▶ [Assignment]: Copy every line of the entries that has the string "JSON" in it.
==== Data extract
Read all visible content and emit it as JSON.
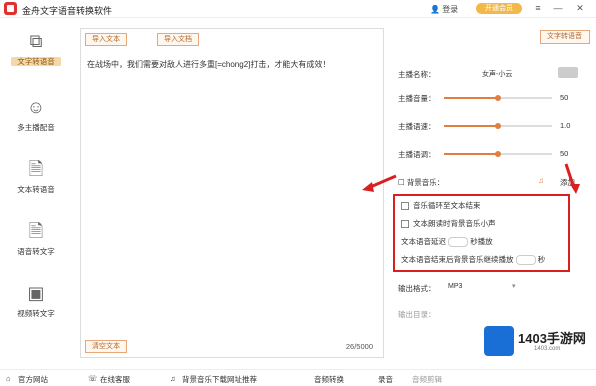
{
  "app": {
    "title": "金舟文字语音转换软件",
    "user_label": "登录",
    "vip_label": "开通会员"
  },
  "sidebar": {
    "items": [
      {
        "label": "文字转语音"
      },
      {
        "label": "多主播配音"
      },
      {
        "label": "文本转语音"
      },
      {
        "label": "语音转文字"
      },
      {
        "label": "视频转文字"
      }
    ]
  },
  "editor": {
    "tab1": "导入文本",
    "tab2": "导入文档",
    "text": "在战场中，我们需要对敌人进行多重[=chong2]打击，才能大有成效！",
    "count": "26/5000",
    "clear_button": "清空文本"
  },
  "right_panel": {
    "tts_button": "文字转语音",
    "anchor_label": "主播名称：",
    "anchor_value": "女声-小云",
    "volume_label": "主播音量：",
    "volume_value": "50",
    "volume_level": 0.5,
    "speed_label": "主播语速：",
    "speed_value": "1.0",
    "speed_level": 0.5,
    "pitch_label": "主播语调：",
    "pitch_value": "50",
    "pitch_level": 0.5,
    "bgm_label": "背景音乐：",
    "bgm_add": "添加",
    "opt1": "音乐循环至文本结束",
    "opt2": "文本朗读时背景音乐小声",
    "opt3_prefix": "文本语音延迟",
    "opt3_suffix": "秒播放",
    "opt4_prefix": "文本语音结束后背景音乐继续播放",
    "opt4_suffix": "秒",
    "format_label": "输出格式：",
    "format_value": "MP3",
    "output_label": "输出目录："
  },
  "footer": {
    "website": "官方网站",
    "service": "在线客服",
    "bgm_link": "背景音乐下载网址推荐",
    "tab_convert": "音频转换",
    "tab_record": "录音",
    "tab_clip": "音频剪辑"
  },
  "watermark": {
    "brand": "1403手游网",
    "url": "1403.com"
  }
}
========
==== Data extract
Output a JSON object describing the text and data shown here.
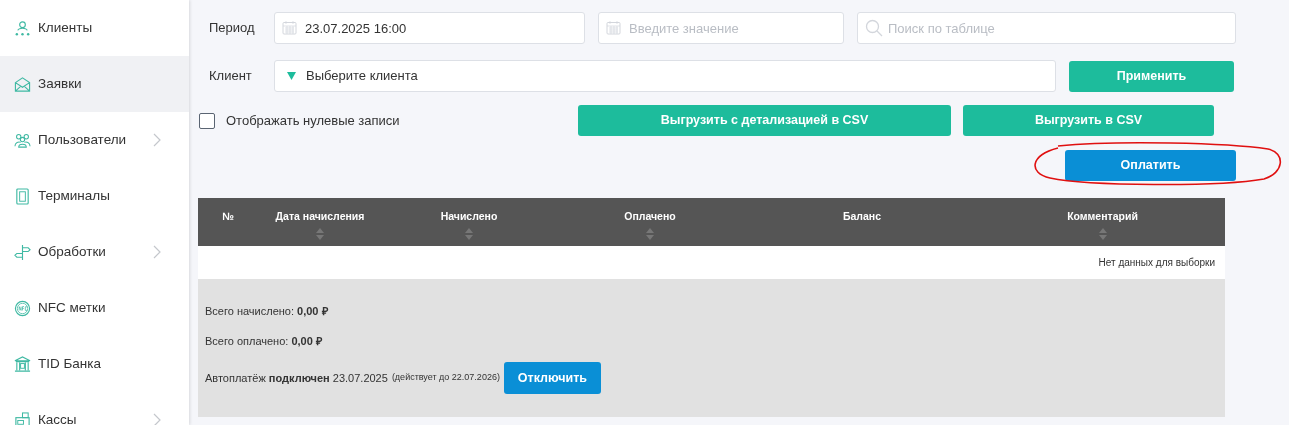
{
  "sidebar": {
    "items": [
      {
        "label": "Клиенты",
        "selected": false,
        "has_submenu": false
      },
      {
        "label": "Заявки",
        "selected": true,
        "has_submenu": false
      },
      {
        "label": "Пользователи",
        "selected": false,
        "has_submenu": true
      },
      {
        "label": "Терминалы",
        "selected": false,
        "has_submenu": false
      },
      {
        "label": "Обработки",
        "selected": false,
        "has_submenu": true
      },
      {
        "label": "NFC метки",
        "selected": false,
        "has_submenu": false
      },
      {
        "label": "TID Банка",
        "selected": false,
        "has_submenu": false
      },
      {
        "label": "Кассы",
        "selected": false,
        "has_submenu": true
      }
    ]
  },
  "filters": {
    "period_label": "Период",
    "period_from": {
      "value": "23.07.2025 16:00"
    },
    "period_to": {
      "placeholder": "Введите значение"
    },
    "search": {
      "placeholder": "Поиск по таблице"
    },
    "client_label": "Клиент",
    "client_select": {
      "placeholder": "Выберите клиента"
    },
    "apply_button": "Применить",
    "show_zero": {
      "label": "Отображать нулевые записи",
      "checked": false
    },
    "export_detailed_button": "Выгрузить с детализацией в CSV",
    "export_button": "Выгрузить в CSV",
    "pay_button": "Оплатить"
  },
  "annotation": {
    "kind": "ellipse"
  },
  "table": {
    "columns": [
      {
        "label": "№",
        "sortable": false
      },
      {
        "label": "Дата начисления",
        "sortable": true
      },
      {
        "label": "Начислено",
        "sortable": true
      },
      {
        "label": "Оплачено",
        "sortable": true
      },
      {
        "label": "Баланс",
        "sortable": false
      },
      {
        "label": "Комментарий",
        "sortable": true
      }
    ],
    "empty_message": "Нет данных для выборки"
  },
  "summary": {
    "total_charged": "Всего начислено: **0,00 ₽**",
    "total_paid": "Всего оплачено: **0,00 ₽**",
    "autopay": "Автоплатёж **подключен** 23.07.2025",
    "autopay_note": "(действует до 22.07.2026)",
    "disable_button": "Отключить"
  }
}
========
▶ [Solution to the problem]:
Read all visible content and emit it as JSON.
Output a JSON object describing the text and data shown here.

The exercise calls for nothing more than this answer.